* EXERCISE REQUIREMENTS
Please restate the following records word for word.

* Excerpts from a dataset
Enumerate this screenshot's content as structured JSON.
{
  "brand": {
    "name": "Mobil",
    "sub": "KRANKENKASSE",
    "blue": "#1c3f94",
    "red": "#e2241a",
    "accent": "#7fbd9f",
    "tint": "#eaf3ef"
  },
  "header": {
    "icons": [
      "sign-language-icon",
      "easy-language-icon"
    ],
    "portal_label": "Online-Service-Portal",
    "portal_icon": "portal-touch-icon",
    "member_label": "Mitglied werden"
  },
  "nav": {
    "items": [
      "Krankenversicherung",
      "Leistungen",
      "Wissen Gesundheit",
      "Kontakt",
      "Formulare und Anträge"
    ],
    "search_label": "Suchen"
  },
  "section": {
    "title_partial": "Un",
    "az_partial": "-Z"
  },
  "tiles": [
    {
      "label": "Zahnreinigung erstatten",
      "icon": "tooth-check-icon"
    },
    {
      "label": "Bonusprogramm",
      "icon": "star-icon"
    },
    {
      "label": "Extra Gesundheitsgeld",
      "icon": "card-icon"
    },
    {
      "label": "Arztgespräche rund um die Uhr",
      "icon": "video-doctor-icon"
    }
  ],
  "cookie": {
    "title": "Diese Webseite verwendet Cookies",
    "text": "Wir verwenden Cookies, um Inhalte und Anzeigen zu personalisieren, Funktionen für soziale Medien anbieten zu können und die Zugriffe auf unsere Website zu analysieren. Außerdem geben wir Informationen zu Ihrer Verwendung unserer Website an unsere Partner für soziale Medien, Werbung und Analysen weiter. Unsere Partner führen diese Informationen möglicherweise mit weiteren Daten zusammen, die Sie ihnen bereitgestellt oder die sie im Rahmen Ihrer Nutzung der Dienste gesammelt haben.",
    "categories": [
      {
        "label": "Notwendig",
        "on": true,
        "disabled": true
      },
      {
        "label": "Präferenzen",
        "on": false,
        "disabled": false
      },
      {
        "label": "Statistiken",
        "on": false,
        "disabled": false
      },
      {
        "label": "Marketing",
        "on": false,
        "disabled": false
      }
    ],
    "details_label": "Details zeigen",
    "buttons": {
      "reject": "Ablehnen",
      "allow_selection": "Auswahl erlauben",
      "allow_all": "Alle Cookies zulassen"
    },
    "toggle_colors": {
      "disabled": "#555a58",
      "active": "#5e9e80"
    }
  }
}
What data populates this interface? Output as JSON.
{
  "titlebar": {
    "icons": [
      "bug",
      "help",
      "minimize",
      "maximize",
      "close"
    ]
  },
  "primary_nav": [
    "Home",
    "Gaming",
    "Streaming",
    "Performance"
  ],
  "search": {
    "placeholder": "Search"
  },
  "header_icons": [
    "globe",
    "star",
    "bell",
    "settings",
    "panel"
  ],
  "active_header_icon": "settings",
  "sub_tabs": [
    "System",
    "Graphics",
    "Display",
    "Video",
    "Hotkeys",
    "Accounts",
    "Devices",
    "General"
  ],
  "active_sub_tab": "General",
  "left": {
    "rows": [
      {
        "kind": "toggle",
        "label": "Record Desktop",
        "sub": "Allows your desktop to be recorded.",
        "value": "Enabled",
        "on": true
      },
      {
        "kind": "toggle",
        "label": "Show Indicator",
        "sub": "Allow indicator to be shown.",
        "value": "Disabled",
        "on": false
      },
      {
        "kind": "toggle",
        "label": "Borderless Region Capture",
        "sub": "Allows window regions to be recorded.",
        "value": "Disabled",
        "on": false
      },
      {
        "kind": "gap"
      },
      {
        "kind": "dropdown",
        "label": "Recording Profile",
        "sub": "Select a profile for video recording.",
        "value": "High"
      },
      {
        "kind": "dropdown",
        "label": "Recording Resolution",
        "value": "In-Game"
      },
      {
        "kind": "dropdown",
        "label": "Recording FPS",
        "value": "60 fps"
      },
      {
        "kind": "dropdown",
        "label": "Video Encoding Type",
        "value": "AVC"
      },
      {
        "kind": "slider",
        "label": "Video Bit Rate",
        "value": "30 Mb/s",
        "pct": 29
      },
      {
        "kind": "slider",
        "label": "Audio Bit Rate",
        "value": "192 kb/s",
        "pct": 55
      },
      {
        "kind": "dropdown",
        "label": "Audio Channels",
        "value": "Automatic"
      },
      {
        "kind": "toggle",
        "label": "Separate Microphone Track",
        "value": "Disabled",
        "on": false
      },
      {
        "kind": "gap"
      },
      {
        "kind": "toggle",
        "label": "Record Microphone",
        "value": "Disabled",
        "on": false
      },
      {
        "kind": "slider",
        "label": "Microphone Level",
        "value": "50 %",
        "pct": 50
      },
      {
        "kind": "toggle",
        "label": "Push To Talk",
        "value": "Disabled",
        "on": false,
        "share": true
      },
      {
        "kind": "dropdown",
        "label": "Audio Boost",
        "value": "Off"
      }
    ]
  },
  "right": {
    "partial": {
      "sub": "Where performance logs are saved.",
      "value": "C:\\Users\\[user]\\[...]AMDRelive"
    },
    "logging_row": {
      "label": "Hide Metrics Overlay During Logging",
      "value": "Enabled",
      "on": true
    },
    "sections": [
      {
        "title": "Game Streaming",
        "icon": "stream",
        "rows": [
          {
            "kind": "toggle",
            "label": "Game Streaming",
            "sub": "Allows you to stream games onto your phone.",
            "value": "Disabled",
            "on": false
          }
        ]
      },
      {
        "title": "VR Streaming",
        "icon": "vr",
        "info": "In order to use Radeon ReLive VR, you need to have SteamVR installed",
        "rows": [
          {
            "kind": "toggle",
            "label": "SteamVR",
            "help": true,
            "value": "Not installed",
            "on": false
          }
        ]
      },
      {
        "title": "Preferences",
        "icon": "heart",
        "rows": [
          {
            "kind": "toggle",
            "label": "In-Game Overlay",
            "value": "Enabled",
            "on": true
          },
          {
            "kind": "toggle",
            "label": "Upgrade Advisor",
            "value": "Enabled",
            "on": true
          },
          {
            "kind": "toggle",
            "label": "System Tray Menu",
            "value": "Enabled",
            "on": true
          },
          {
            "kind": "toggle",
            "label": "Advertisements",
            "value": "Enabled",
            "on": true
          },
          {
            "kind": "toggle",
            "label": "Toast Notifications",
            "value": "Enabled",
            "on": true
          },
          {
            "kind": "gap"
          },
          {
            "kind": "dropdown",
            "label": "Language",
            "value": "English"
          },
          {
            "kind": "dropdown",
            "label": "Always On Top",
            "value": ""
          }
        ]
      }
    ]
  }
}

* SOLUTION FOR THIS TASK
Enumerate this screenshot's content as structured JSON.
{
  "brand": {
    "name": "Mobil",
    "sub": "KRANKENKASSE",
    "blue": "#1c3f94",
    "red": "#e2241a",
    "accent": "#7fbd9f",
    "tint": "#eaf3ef"
  },
  "header": {
    "icons": [
      "sign-language-icon",
      "easy-language-icon"
    ],
    "portal_label": "Online-Service-Portal",
    "portal_icon": "portal-touch-icon",
    "member_label": "Mitglied werden"
  },
  "nav": {
    "items": [
      "Krankenversicherung",
      "Leistungen",
      "Wissen Gesundheit",
      "Kontakt",
      "Formulare und Anträge"
    ],
    "search_label": "Suchen"
  },
  "section": {
    "title_partial": "Un",
    "az_partial": "-Z"
  },
  "tiles": [
    {
      "label": "Zahnreinigung erstatten",
      "icon": "tooth-check-icon"
    },
    {
      "label": "Bonusprogramm",
      "icon": "star-icon"
    },
    {
      "label": "Extra Gesundheitsgeld",
      "icon": "card-icon"
    },
    {
      "label": "Arztgespräche rund um die Uhr",
      "icon": "video-doctor-icon"
    }
  ],
  "cookie": {
    "title": "Diese Webseite verwendet Cookies",
    "text": "Wir verwenden Cookies, um Inhalte und Anzeigen zu personalisieren, Funktionen für soziale Medien anbieten zu können und die Zugriffe auf unsere Website zu analysieren. Außerdem geben wir Informationen zu Ihrer Verwendung unserer Website an unsere Partner für soziale Medien, Werbung und Analysen weiter. Unsere Partner führen diese Informationen möglicherweise mit weiteren Daten zusammen, die Sie ihnen bereitgestellt oder die sie im Rahmen Ihrer Nutzung der Dienste gesammelt haben.",
    "categories": [
      {
        "label": "Notwendig",
        "on": true,
        "disabled": true
      },
      {
        "label": "Präferenzen",
        "on": false,
        "disabled": false
      },
      {
        "label": "Statistiken",
        "on": false,
        "disabled": false
      },
      {
        "label": "Marketing",
        "on": false,
        "disabled": false
      }
    ],
    "details_label": "Details zeigen",
    "buttons": {
      "reject": "Ablehnen",
      "allow_selection": "Auswahl erlauben",
      "allow_all": "Alle Cookies zulassen"
    },
    "toggle_colors": {
      "disabled": "#555a58",
      "active": "#5e9e80"
    }
  }
}
What data populates this interface? Output as JSON.
{
  "titlebar": {
    "icons": [
      "bug",
      "help",
      "minimize",
      "maximize",
      "close"
    ]
  },
  "primary_nav": [
    "Home",
    "Gaming",
    "Streaming",
    "Performance"
  ],
  "search": {
    "placeholder": "Search"
  },
  "header_icons": [
    "globe",
    "star",
    "bell",
    "settings",
    "panel"
  ],
  "active_header_icon": "settings",
  "sub_tabs": [
    "System",
    "Graphics",
    "Display",
    "Video",
    "Hotkeys",
    "Accounts",
    "Devices",
    "General"
  ],
  "active_sub_tab": "General",
  "left": {
    "rows": [
      {
        "kind": "toggle",
        "label": "Record Desktop",
        "sub": "Allows your desktop to be recorded.",
        "value": "Enabled",
        "on": true
      },
      {
        "kind": "toggle",
        "label": "Show Indicator",
        "sub": "Allow indicator to be shown.",
        "value": "Disabled",
        "on": false
      },
      {
        "kind": "toggle",
        "label": "Borderless Region Capture",
        "sub": "Allows window regions to be recorded.",
        "value": "Disabled",
        "on": false
      },
      {
        "kind": "gap"
      },
      {
        "kind": "dropdown",
        "label": "Recording Profile",
        "sub": "Select a profile for video recording.",
        "value": "High"
      },
      {
        "kind": "dropdown",
        "label": "Recording Resolution",
        "value": "In-Game"
      },
      {
        "kind": "dropdown",
        "label": "Recording FPS",
        "value": "60 fps"
      },
      {
        "kind": "dropdown",
        "label": "Video Encoding Type",
        "value": "AVC"
      },
      {
        "kind": "slider",
        "label": "Video Bit Rate",
        "value": "30 Mb/s",
        "pct": 29
      },
      {
        "kind": "slider",
        "label": "Audio Bit Rate",
        "value": "192 kb/s",
        "pct": 55
      },
      {
        "kind": "dropdown",
        "label": "Audio Channels",
        "value": "Automatic"
      },
      {
        "kind": "toggle",
        "label": "Separate Microphone Track",
        "value": "Disabled",
        "on": false
      },
      {
        "kind": "gap"
      },
      {
        "kind": "toggle",
        "label": "Record Microphone",
        "value": "Disabled",
        "on": false
      },
      {
        "kind": "slider",
        "label": "Microphone Level",
        "value": "50 %",
        "pct": 50
      },
      {
        "kind": "toggle",
        "label": "Push To Talk",
        "value": "Disabled",
        "on": false,
        "share": true
      },
      {
        "kind": "dropdown",
        "label": "Audio Boost",
        "value": "Off"
      }
    ]
  },
  "right": {
    "partial": {
      "sub": "Where performance logs are saved.",
      "value": "C:\\Users\\[user]\\[...]AMDRelive"
    },
    "logging_row": {
      "label": "Hide Metrics Overlay During Logging",
      "value": "Enabled",
      "on": true
    },
    "sections": [
      {
        "title": "Game Streaming",
        "icon": "stream",
        "rows": [
          {
            "kind": "toggle",
            "label": "Game Streaming",
            "sub": "Allows you to stream games onto your phone.",
            "value": "Disabled",
            "on": false
          }
        ]
      },
      {
        "title": "VR Streaming",
        "icon": "vr",
        "info": "In order to use Radeon ReLive VR, you need to have SteamVR installed",
        "rows": [
          {
            "kind": "toggle",
            "label": "SteamVR",
            "help": true,
            "value": "Not installed",
            "on": false
          }
        ]
      },
      {
        "title": "Preferences",
        "icon": "heart",
        "rows": [
          {
            "kind": "toggle",
            "label": "In-Game Overlay",
            "value": "Enabled",
            "on": true
          },
          {
            "kind": "toggle",
            "label": "Upgrade Advisor",
            "value": "Enabled",
            "on": true
          },
          {
            "kind": "toggle",
            "label": "System Tray Menu",
            "value": "Enabled",
            "on": true
          },
          {
            "kind": "toggle",
            "label": "Advertisements",
            "value": "Enabled",
            "on": true
          },
          {
            "kind": "toggle",
            "label": "Toast Notifications",
            "value": "Enabled",
            "on": true
          },
          {
            "kind": "gap"
          },
          {
            "kind": "dropdown",
            "label": "Language",
            "value": "English"
          },
          {
            "kind": "dropdown",
            "label": "Always On Top",
            "value": ""
          }
        ]
      }
    ]
  }
}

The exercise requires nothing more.